Just as I was beginning to believe that your editorial writers had suppressed their anti-gun fanaticism in pursuit of more creative journalistic endeavors, I abandoned all hope when I read your editorial (April 28), "Trying to End a Love Affair."
Your generalization that a majority of Americans want gun control certainly cannot be validated by the defeat of Proposition 15 by an overwhelming majority of California voters in 1982, and the lack of enthusiasm that gun control proposals have been met with from residents of other states.
I can only attribute that statement to the perennial problem that your editorial department has of confusing its opinion and that of the majority of Americans as being the same. Your condescending statement that nobody needs a semi-automatic weapon leaves me in a quandary. How did the opinion brokers of your paper acquire such divine omniscience as to enable them to dictate the needs of an entire population? Apparently such gifts of insight elude the rest of us.
Semi-automatic weapons constitute a vast array of sporting, target and military rifles, pistols and shotguns. People have been purchasing them since the turn of the century because they perceive a need for them, and that need does not require justification to the press to be valid.
Another inaccuracy is your statement that semi-automatic weapons are easily converted to fully automatic. The majority of these weapons can be converted, but not easily enough to make the conversion practical for individual owners. The weapons that are easily converted usually end up being proscribed by the U.S. Bureau of Alcohol, Tobacco and Firearms, should such problems arise with them.
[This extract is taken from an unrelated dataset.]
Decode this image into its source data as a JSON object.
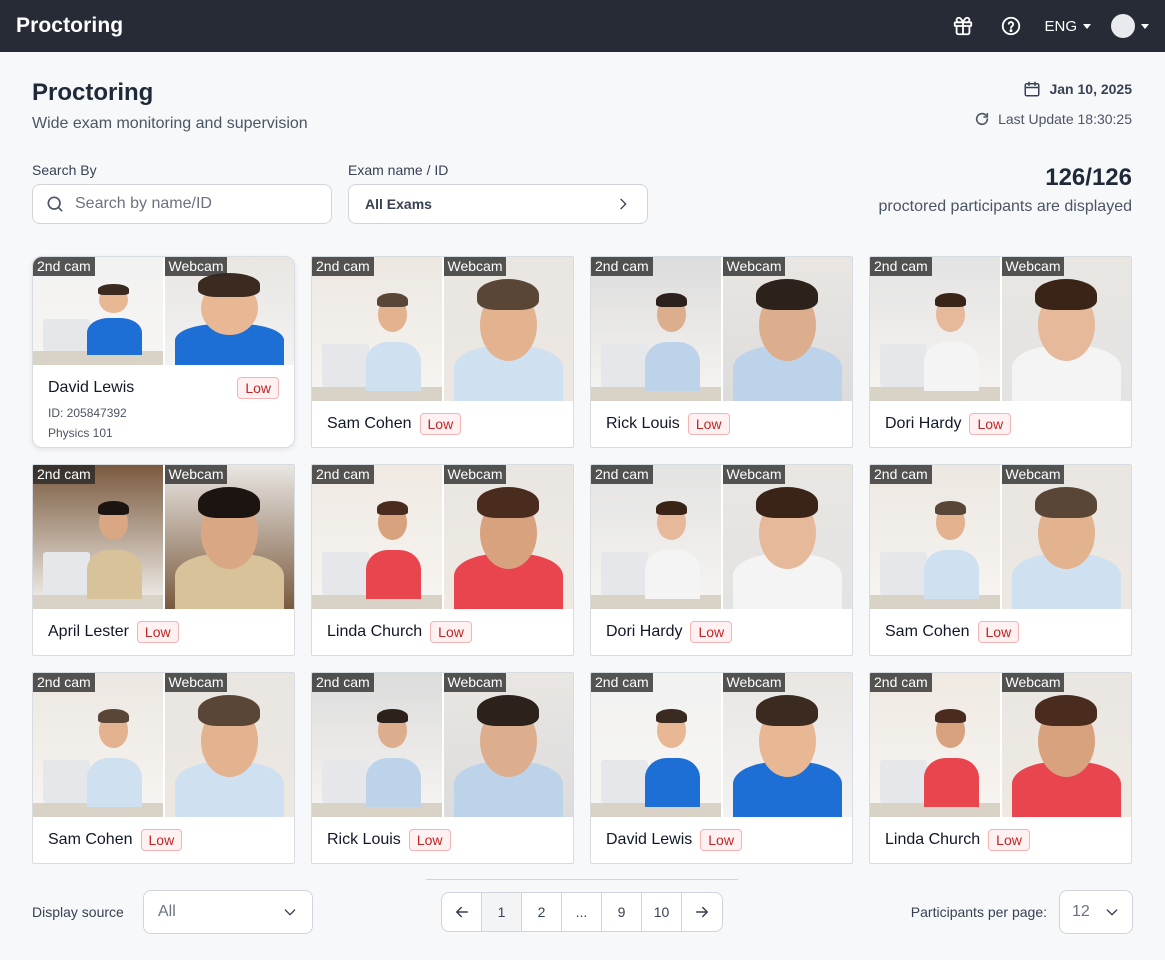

Your editorial did make one accurate statement. Americans do have a love affair with firearms. It is part of the American historical, cultural and national consciousness, and all of the anti-gun editorials ad nauseam won't change that.